“We are all in this together” – Nursing grad aims to advocate for future nurses

17 November 2022

Originally from Taiwan, Summer Lee has not been able to go home to see her family in over three years, and while that was challenging enough, she also had to begin her nursing program at the University of Toronto mostly online. Learning to build connections with her classmates over Zoom and maintain a social life through virtual library sessions, was something she says was often quite daunting, but she persevered.  After graduating this Fall from the accelerated nursing program at the Lawrence Bloomberg Faculty of Nursing, Lee is eager to see her family again, and to travel, but she also has another goal in mind. As she begins her nursing career, Lee is keen to advocate for future generations of nursing students and inspire them to join the profession.

“I will be honest, nursing is a tough job,” says Lee, “but it is also one of the most satisfying. Sharing in some of our patients most vulnerable moments from receiving a serious diagnosis, to actively dying, or recovering is a privilege that, I don’t think you get to experience in any other career.”

Prior to beginning her nursing degree, Lee considered becoming a doctor, but she wasn’t sure it would be the right fit for her. After her first year of university, she decided to take a gap year and volunteer at Sinai Health, which is where she says she realized her true passion was in nursing.

“There was a lot of pressure for me to be a doctor, especially from my family, and people around me were surprised I was taking a gap year,” says Lee. “For me, what mattered most was figuring out what I wanted to do and not having any regrets if I was going to invest my time in more school.”

Nurses, Lee argues, are the ones who spend the most time with patients, who are able to remove barriers to care access, and provide individuals with extra support. One of the most memorable times in the program Lee recalls, was during her acute care placement on an internal medicine ward, where a patient who was diagnosed with COVID-19 succumbed to the disease. They were unable to have family around them when they died, and as a result it was just Lee and her clinical instructor who were present during the patient’s final hours.

“Being able to process that loss with my peers and my preceptor was transformative. That experience made me more passionate about my patients and validated for me why I wanted to be in nursing,” says Lee. “COVID is hard and heartbreaking, it makes it challenging even now as a new registered nurse (RN), but it is a privilege to be with patients in their final hours, it makes the role fulfilling and motivates me to continue in this career.”

Lee is not averse to talking about the challenges nurses face, particularly as she describes witnessing the health system collapsing all around them. She has seen first-hand the effects of COVID on worsening the severe nursing shortage and has experienced the distress of caring for patients while short-staffed.

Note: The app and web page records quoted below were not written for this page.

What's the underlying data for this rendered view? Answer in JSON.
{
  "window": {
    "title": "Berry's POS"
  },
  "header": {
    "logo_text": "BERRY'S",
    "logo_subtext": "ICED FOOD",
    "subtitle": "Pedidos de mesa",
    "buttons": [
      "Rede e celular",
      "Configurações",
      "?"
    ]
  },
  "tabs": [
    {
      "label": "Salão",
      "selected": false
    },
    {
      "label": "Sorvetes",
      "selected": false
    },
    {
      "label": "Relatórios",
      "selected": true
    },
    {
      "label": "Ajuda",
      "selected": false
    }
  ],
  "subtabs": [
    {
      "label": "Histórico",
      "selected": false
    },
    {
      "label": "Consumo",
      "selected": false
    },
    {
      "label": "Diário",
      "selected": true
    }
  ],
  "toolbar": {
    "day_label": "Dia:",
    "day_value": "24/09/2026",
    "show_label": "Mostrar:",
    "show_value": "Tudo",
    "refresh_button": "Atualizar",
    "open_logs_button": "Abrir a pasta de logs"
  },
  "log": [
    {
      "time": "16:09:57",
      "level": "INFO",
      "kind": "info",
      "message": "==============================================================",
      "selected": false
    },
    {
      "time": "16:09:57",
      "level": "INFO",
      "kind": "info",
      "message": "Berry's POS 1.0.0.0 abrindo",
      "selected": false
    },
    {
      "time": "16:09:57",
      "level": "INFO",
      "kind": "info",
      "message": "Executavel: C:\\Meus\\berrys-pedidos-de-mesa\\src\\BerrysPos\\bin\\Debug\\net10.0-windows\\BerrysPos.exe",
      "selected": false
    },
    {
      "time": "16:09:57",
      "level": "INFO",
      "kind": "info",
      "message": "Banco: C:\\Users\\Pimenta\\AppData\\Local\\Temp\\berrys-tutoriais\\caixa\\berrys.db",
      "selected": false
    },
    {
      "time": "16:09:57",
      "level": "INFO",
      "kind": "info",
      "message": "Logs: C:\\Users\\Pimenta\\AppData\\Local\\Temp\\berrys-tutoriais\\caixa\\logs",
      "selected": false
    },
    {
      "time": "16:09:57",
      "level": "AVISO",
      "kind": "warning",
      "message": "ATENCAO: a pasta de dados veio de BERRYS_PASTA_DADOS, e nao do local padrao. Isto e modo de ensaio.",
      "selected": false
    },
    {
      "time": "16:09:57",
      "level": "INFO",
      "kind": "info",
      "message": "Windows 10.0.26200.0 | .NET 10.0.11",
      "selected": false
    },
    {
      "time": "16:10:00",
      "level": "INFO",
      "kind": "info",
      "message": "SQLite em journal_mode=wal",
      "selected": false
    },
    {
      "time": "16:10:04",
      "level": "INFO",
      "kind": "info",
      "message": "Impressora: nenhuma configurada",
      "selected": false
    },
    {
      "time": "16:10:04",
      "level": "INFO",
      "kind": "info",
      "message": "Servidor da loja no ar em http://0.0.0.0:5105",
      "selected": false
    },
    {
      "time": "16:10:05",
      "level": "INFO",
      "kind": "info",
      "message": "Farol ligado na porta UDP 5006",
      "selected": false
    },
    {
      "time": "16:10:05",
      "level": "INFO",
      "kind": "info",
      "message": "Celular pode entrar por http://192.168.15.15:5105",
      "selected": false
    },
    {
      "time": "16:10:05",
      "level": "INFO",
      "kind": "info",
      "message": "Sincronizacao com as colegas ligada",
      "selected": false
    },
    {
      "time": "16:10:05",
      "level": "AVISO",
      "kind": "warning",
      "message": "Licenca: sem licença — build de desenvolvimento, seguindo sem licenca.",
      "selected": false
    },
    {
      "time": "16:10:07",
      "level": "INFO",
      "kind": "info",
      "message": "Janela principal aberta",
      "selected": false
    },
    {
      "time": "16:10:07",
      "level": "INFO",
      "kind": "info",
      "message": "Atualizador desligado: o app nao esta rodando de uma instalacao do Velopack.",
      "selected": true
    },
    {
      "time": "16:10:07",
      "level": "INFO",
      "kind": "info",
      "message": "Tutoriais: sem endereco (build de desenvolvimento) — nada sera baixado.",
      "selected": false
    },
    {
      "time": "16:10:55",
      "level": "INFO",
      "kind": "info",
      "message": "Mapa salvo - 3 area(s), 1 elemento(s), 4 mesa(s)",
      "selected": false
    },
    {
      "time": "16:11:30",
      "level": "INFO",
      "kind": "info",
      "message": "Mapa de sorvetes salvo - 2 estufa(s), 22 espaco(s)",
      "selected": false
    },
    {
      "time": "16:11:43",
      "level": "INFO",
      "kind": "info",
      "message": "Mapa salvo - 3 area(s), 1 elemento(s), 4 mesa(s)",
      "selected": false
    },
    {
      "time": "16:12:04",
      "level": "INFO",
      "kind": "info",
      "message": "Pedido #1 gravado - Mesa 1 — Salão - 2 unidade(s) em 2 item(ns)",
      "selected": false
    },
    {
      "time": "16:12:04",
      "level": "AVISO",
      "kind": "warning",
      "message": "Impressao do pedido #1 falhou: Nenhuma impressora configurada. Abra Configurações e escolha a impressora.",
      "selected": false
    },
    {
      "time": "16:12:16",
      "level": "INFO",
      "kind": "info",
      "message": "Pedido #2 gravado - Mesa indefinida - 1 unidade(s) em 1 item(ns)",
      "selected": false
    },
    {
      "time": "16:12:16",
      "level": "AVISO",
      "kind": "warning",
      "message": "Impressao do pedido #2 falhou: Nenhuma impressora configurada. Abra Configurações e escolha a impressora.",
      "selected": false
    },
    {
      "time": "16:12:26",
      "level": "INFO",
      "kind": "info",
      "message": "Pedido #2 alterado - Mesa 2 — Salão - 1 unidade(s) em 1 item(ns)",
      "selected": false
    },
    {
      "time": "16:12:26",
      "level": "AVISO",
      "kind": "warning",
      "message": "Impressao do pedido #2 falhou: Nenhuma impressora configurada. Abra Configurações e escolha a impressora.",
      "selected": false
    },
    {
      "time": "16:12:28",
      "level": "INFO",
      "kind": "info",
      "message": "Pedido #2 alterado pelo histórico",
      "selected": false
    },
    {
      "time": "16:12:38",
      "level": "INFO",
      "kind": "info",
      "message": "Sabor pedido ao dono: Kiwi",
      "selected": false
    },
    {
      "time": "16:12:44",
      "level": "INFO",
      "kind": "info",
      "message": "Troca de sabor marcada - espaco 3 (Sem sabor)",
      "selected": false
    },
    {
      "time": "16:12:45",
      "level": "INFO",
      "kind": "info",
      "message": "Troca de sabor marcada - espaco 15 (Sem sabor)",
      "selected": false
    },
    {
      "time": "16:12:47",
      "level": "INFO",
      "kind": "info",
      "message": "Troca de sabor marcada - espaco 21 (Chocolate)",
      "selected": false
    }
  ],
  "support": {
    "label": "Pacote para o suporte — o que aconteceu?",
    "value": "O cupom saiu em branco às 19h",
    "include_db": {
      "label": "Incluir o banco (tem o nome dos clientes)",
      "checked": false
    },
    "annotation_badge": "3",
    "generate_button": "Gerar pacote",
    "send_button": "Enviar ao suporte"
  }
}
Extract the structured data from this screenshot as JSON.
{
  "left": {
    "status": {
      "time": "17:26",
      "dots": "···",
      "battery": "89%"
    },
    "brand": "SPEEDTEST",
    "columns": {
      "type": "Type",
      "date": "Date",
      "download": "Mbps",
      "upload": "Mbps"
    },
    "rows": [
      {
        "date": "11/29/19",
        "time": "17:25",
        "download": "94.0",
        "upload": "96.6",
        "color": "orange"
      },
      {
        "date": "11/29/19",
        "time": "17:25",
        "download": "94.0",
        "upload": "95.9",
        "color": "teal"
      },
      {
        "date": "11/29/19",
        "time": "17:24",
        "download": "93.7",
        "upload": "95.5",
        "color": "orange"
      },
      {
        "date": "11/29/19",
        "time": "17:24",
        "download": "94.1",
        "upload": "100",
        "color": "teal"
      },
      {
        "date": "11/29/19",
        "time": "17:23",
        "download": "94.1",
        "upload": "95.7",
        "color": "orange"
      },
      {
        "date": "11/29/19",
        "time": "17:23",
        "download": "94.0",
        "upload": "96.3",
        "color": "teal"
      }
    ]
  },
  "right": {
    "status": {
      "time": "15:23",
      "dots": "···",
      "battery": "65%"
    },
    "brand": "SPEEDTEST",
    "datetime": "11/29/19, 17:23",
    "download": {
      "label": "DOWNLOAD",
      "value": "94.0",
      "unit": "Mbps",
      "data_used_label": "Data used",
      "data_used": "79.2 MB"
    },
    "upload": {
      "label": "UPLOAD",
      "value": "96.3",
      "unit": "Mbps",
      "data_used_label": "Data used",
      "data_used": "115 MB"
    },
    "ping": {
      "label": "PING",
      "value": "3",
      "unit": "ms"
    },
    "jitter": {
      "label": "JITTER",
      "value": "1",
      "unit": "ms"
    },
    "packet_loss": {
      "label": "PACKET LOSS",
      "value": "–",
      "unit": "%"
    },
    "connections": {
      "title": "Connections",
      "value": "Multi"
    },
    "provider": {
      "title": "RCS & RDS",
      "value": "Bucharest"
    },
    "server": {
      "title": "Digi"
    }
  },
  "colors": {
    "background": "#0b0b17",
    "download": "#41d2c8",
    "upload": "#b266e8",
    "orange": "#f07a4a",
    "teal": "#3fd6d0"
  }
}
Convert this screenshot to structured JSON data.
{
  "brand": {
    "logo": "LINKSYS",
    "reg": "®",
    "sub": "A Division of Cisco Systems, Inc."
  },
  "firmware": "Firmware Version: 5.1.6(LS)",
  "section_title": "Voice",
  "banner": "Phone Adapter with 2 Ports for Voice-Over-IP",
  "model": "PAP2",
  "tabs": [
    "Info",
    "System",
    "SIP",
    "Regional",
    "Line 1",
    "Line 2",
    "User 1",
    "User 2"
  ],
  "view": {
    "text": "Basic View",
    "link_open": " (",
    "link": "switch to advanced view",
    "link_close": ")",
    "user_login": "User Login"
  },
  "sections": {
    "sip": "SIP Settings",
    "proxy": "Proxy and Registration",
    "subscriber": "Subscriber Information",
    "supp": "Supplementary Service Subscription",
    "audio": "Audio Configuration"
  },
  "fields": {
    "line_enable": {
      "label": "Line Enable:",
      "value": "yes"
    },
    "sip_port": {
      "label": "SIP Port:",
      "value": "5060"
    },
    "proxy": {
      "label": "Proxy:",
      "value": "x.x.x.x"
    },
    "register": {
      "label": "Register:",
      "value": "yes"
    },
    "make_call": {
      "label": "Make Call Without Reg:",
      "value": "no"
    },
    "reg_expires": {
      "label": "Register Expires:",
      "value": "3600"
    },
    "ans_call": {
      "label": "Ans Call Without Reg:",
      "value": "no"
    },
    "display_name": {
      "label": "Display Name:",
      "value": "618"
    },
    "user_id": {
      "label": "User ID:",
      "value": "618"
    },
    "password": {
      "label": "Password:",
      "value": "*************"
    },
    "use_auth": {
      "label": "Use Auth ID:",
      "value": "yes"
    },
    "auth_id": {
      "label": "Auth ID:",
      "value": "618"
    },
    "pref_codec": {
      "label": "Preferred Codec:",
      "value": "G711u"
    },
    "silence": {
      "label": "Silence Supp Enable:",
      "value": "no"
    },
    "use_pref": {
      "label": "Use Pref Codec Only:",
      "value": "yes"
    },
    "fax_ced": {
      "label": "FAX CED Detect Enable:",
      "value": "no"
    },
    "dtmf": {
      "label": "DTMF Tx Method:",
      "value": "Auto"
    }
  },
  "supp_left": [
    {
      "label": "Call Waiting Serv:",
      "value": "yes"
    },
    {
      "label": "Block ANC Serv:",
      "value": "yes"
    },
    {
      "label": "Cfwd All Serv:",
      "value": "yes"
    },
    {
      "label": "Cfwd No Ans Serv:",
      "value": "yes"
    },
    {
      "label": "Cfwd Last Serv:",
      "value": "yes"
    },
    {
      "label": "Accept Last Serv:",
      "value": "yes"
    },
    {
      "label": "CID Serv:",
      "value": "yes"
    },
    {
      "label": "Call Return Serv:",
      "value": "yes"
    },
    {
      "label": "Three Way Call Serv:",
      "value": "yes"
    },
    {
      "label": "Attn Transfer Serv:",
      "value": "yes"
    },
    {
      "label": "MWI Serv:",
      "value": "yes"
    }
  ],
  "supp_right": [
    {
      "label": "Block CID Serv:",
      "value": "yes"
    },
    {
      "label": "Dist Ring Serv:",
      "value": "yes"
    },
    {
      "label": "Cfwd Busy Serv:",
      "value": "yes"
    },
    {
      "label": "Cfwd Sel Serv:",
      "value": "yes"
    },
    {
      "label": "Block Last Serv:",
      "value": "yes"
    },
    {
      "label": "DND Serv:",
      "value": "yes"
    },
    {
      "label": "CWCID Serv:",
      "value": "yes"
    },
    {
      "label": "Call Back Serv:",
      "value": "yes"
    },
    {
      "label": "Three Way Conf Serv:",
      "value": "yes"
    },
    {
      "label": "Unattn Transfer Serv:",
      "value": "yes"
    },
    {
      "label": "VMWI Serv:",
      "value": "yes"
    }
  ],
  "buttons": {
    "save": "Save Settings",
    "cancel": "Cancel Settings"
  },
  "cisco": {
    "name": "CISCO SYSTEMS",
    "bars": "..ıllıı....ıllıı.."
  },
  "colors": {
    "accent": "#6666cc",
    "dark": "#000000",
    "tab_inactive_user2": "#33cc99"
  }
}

Yet Lee remains hopeful, looking to the bonds she has with her patients, and the support she has received from faculty at Bloomberg Nursing to help her stay positive and even find the beauty in her career. When asked what she might say to future nursing students considering this career option Lee is hopeful they will be inspired by the collective nature of the profession.

“In spite of the challenges, we as nurses, really work as a team. I haven’t experienced anything like that before. Everyone is so genuinely willing to help each other, and we are saving lives together,” says Lee. “The best part of nursing is that we are all in this together. I hope collectively, we are able to advocate for future generations and one day change the health system, for the better.”

For now, Lee is looking forward to advancing her nursing skills keeping her options open by working in both a clinical-based position which allows her to build long-term relationships with patients, and make a difference in their day-to-day lives, while also gaining experience in acute care surgical settings in one of Toronto’s busiest multi-organ transplant units.

“I have a great support system, and I’m hopeful that I can inspire others who are thinking about a career in nursing or health care,” says Lee. “It is a tough job, it is a tough time to join, but it is also very rewarding, and the future of the health system depends on us.”